I can’t imagine anyone dimming Rowland’s light. Between that glowing skin and her equally radiant personality? Haters and trolls could never. And with summer coming up, Rowland’s glow is on extra bright – and, fortunately, she wasn’t afraid to share a few details with us on the (surprisingly simple) way she gets it. “I like to have a spot cover. I like Jessica Alba’s Honest Beauty,” she says. “They have a Magic Balm – I swear by it. It’s my go-to, I love it. I put it on my lids and my cheeks.”
Rowland also like to keep her legs smooth as the temperatures start to rise, so, naturally, she’s been reaching for her Intuition F.A.B., too. Though she did mention that she wishes she had it when she first started shaving her legs. “I told somebody earlier that I was so upset that this was not out the very first day I attempted to shave my legs. The worst thing that happened, is [while I was shaving,] I went back the other way, my best friend goes ‘nooooo.’ It was like slow motion. I hit the center [of my shin] where the bone is. I think I still have the scar.” And yes, I can confirm that she still does. She showed it to me. “So as much as I’m happy for Schick, I’m like ‘gosh darn it, guys, I really needed this the first day.'”
Another must-have for Rowland is sun cream. “I wear it every single day,” she tells me. As a brown girl, sunscreen can be tricky, as many leave a white cast making you look more Ashy Larry than glowing goddess. With this in mind, Rowland turns to IS Clinical’s SPF. “It is my favourite product. I swear by it. It doesn’t break me out and I don’t have the white look afterward,” she says. “I can put my makeup on and when I take a picture it’s like, ‘Oh, she’s glowing.’ I’m waiting for black dermatologists to come out with one, though.”
Rowland’s obviously a busy woman, but I couldn’t end my conversation with the singer without asking her about Coachella.

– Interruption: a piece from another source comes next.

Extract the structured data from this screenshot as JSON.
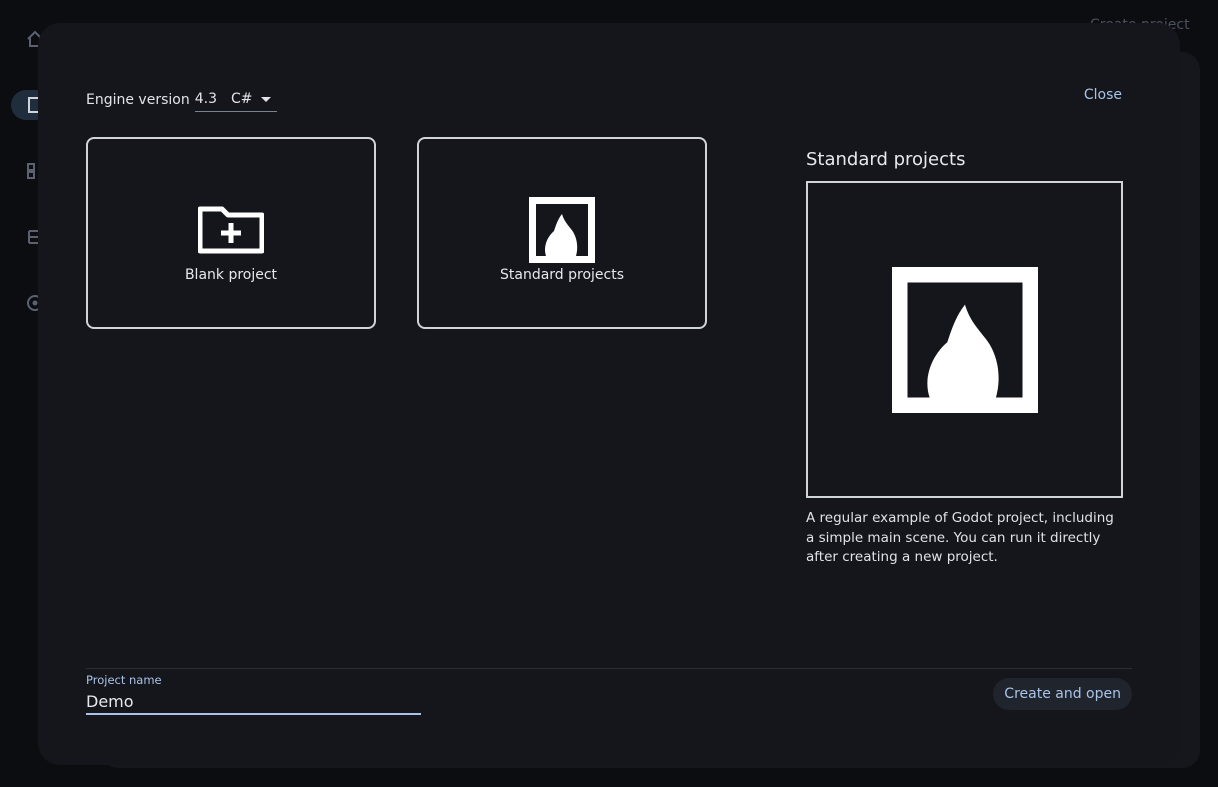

She took the stage alongside Beyoncé, the first black woman to headline the festival, and Michelle Williams for a segment of Destiny’s Child songs. The performance was an homage to HBCU marching bands, a celebration of African-American culture. While I was not there to take it in myself, as I streamed the performance from the comfort of my bed, I couldn’t help but feel welled up with pride.
While I do not consider myself an African-American woman (my family is from the Caribbean), the cultural commonalities between African-descended people of the diaspora are not lost on me. And I could feel them as I took in the performance. “Rhythm for all African cultures is the common thread,” Rowland says. It runs deep within black culture, no matter where in the world black people are from. And it is this rhythm, this connection, is something that Rowland says she saw early on in her son, Titan.
“What really amazed me is when [he] learned rhythm. That it was natural. And it was nothing that it was taught,” she muses. “He was listening to Rihanna’s ‘Work’ and there was like this slight movement in his shoulder. And that’s one of the many things that’s so rich about us. It’s our rhythm. And that kind of rhythm we have – think about the rhythm we radiate to the world. That’s why we’re so rich. But have to truly bring it in and understand what that richness is and how we spread it towards each other.”